**Instructions for the task:** Please restate every record below word for word.

**Records for the task:**
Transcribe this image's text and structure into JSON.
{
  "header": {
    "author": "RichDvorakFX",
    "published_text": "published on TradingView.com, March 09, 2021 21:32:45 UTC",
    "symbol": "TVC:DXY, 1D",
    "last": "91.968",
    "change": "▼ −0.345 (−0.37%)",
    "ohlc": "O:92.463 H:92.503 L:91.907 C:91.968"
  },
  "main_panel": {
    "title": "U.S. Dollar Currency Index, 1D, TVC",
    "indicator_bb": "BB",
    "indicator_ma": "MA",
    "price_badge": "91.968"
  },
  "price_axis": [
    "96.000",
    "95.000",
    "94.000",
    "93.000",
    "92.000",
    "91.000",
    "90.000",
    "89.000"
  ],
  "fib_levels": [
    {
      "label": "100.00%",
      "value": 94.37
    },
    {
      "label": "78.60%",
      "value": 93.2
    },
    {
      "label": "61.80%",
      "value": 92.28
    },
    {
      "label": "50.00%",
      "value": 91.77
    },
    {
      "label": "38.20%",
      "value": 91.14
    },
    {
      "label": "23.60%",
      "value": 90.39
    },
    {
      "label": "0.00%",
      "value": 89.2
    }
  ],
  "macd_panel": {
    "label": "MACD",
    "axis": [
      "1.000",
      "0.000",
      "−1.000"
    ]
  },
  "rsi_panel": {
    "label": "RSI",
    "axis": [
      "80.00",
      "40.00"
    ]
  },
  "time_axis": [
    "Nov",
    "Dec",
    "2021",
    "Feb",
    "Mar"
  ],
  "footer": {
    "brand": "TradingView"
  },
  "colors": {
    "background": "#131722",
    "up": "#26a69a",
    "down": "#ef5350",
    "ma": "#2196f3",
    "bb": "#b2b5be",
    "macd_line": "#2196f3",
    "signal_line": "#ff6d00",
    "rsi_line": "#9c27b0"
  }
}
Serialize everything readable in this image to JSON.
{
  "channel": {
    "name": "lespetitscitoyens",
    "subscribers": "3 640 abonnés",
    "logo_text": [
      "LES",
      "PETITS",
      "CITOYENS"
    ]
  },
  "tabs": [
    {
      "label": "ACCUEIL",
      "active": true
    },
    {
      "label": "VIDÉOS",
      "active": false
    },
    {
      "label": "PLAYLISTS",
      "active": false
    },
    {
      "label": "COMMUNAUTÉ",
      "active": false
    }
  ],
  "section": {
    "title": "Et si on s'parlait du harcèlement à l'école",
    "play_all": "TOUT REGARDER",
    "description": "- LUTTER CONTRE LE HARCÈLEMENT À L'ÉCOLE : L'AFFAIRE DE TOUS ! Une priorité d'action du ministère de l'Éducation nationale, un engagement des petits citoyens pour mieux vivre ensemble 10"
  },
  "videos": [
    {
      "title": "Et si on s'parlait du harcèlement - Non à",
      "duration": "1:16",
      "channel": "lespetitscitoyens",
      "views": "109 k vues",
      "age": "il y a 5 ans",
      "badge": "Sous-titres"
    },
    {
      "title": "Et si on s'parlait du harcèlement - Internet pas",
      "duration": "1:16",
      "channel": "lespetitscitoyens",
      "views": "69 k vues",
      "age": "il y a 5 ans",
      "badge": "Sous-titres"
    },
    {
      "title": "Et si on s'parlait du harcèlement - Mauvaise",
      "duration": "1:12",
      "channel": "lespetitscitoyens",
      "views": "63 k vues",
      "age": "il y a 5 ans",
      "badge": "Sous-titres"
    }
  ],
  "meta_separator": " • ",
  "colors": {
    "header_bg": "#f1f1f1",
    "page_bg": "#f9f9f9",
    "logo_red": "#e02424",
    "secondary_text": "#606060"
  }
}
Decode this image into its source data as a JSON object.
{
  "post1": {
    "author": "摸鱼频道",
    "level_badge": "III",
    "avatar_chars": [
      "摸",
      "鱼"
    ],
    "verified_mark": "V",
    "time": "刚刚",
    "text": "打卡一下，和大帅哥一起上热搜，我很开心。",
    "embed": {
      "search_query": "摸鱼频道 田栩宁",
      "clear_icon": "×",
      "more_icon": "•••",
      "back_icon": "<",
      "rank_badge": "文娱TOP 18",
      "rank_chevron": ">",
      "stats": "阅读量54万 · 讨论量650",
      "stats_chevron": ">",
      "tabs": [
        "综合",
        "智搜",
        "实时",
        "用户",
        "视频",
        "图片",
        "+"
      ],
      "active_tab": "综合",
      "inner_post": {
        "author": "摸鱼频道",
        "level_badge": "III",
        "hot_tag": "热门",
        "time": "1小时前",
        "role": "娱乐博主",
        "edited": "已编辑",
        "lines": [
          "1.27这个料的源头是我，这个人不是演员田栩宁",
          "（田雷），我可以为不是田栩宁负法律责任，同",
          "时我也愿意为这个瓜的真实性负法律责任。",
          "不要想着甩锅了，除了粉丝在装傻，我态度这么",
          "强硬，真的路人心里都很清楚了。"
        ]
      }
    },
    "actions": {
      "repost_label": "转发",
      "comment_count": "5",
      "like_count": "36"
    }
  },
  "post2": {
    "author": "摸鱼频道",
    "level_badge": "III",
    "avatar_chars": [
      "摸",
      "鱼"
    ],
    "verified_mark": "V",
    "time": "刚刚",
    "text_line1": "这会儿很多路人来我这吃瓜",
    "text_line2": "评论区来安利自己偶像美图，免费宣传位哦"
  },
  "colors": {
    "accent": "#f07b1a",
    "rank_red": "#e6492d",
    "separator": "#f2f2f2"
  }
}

**Answer to this problem:**
Transcribe this image's text and structure into JSON.
{
  "header": {
    "author": "RichDvorakFX",
    "published_text": "published on TradingView.com, March 09, 2021 21:32:45 UTC",
    "symbol": "TVC:DXY, 1D",
    "last": "91.968",
    "change": "▼ −0.345 (−0.37%)",
    "ohlc": "O:92.463 H:92.503 L:91.907 C:91.968"
  },
  "main_panel": {
    "title": "U.S. Dollar Currency Index, 1D, TVC",
    "indicator_bb": "BB",
    "indicator_ma": "MA",
    "price_badge": "91.968"
  },
  "price_axis": [
    "96.000",
    "95.000",
    "94.000",
    "93.000",
    "92.000",
    "91.000",
    "90.000",
    "89.000"
  ],
  "fib_levels": [
    {
      "label": "100.00%",
      "value": 94.37
    },
    {
      "label": "78.60%",
      "value": 93.2
    },
    {
      "label": "61.80%",
      "value": 92.28
    },
    {
      "label": "50.00%",
      "value": 91.77
    },
    {
      "label": "38.20%",
      "value": 91.14
    },
    {
      "label": "23.60%",
      "value": 90.39
    },
    {
      "label": "0.00%",
      "value": 89.2
    }
  ],
  "macd_panel": {
    "label": "MACD",
    "axis": [
      "1.000",
      "0.000",
      "−1.000"
    ]
  },
  "rsi_panel": {
    "label": "RSI",
    "axis": [
      "80.00",
      "40.00"
    ]
  },
  "time_axis": [
    "Nov",
    "Dec",
    "2021",
    "Feb",
    "Mar"
  ],
  "footer": {
    "brand": "TradingView"
  },
  "colors": {
    "background": "#131722",
    "up": "#26a69a",
    "down": "#ef5350",
    "ma": "#2196f3",
    "bb": "#b2b5be",
    "macd_line": "#2196f3",
    "signal_line": "#ff6d00",
    "rsi_line": "#9c27b0"
  }
}
Serialize everything readable in this image to JSON.
{
  "channel": {
    "name": "lespetitscitoyens",
    "subscribers": "3 640 abonnés",
    "logo_text": [
      "LES",
      "PETITS",
      "CITOYENS"
    ]
  },
  "tabs": [
    {
      "label": "ACCUEIL",
      "active": true
    },
    {
      "label": "VIDÉOS",
      "active": false
    },
    {
      "label": "PLAYLISTS",
      "active": false
    },
    {
      "label": "COMMUNAUTÉ",
      "active": false
    }
  ],
  "section": {
    "title": "Et si on s'parlait du harcèlement à l'école",
    "play_all": "TOUT REGARDER",
    "description": "- LUTTER CONTRE LE HARCÈLEMENT À L'ÉCOLE : L'AFFAIRE DE TOUS ! Une priorité d'action du ministère de l'Éducation nationale, un engagement des petits citoyens pour mieux vivre ensemble 10"
  },
  "videos": [
    {
      "title": "Et si on s'parlait du harcèlement - Non à",
      "duration": "1:16",
      "channel": "lespetitscitoyens",
      "views": "109 k vues",
      "age": "il y a 5 ans",
      "badge": "Sous-titres"
    },
    {
      "title": "Et si on s'parlait du harcèlement - Internet pas",
      "duration": "1:16",
      "channel": "lespetitscitoyens",
      "views": "69 k vues",
      "age": "il y a 5 ans",
      "badge": "Sous-titres"
    },
    {
      "title": "Et si on s'parlait du harcèlement - Mauvaise",
      "duration": "1:12",
      "channel": "lespetitscitoyens",
      "views": "63 k vues",
      "age": "il y a 5 ans",
      "badge": "Sous-titres"
    }
  ],
  "meta_separator": " • ",
  "colors": {
    "header_bg": "#f1f1f1",
    "page_bg": "#f9f9f9",
    "logo_red": "#e02424",
    "secondary_text": "#606060"
  }
}
Decode this image into its source data as a JSON object.
{
  "post1": {
    "author": "摸鱼频道",
    "level_badge": "III",
    "avatar_chars": [
      "摸",
      "鱼"
    ],
    "verified_mark": "V",
    "time": "刚刚",
    "text": "打卡一下，和大帅哥一起上热搜，我很开心。",
    "embed": {
      "search_query": "摸鱼频道 田栩宁",
      "clear_icon": "×",
      "more_icon": "•••",
      "back_icon": "<",
      "rank_badge": "文娱TOP 18",
      "rank_chevron": ">",
      "stats": "阅读量54万 · 讨论量650",
      "stats_chevron": ">",
      "tabs": [
        "综合",
        "智搜",
        "实时",
        "用户",
        "视频",
        "图片",
        "+"
      ],
      "active_tab": "综合",
      "inner_post": {
        "author": "摸鱼频道",
        "level_badge": "III",
        "hot_tag": "热门",
        "time": "1小时前",
        "role": "娱乐博主",
        "edited": "已编辑",
        "lines": [
          "1.27这个料的源头是我，这个人不是演员田栩宁",
          "（田雷），我可以为不是田栩宁负法律责任，同",
          "时我也愿意为这个瓜的真实性负法律责任。",
          "不要想着甩锅了，除了粉丝在装傻，我态度这么",
          "强硬，真的路人心里都很清楚了。"
        ]
      }
    },
    "actions": {
      "repost_label": "转发",
      "comment_count": "5",
      "like_count": "36"
    }
  },
  "post2": {
    "author": "摸鱼频道",
    "level_badge": "III",
    "avatar_chars": [
      "摸",
      "鱼"
    ],
    "verified_mark": "V",
    "time": "刚刚",
    "text_line1": "这会儿很多路人来我这吃瓜",
    "text_line2": "评论区来安利自己偶像美图，免费宣传位哦"
  },
  "colors": {
    "accent": "#f07b1a",
    "rank_red": "#e6492d",
    "separator": "#f2f2f2"
  }
}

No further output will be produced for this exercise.